The Intriguing Reason Behind Restaurants Serving Dishes with Raw Chicken or Duck Eggs

When it comes to culinary traditions, there are few practices as controversial as the use of raw eggs in dishes. This is particularly true when it comes to raw chicken or duck eggs, which are often seen as a potential health risk due to the possibility of salmonella contamination. However, despite these concerns, many restaurants continue to serve dishes with raw chicken or duck eggs as ingredients. The reason behind this intriguing practice is rooted in culinary tradition, taste, and texture, and it’s a practice that’s carefully managed to minimize health risks.

The Culinary Tradition of Using Raw Eggs

Raw eggs have been used in cooking for centuries, particularly in Asian cuisines. In Japan, for example, it’s common to find dishes like tamago kake gohan, which is a bowl of rice topped with a raw egg. Similarly, in the Philippines, a popular delicacy is balut, a fertilized duck egg that’s boiled and eaten in the shell. These dishes are deeply ingrained in the culinary traditions of these countries, and they’re enjoyed by many for their unique flavors and textures.

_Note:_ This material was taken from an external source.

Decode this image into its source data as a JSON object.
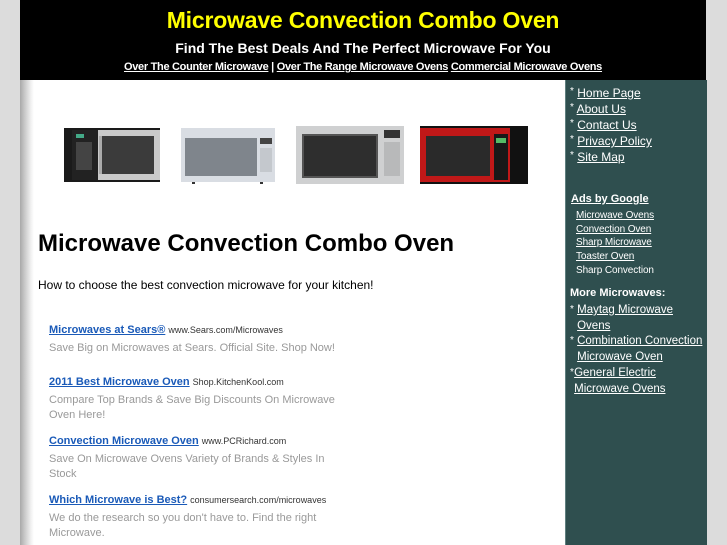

The Taste and Texture of Raw Eggs

Raw eggs contribute a unique taste and texture to dishes that can’t be replicated by other ingredients. The yolk of a raw egg, for example, has a rich, creamy flavor that can enhance a variety of dishes. Additionally, the white of a raw egg can add a silky, smooth texture to sauces and dressings. For these reasons, many chefs choose to incorporate raw eggs into their dishes, despite the potential health risks.

Minimizing Health Risks

While it’s true that raw eggs can carry salmonella, the risk of contamination is actually quite low. According to the U.S. Department of Agriculture, only about one in every 20,000 eggs is contaminated with salmonella. Furthermore, many restaurants take precautions to minimize this risk. For example, they may use pasteurized eggs, which have been heat-treated to kill bacteria. They may also source their eggs from reputable suppliers who follow strict food safety practices.


In conclusion, the use of raw chicken or duck eggs in restaurant dishes is a practice that’s rooted in culinary tradition and the pursuit of unique flavors and textures. While there are potential health risks associated with eating raw eggs, these risks are relatively low and can be further minimized through careful sourcing and handling practices. So, the next time you see a dish with a raw egg on the menu, don’t be too quick to dismiss it. It could be a delicious culinary experience waiting to be discovered.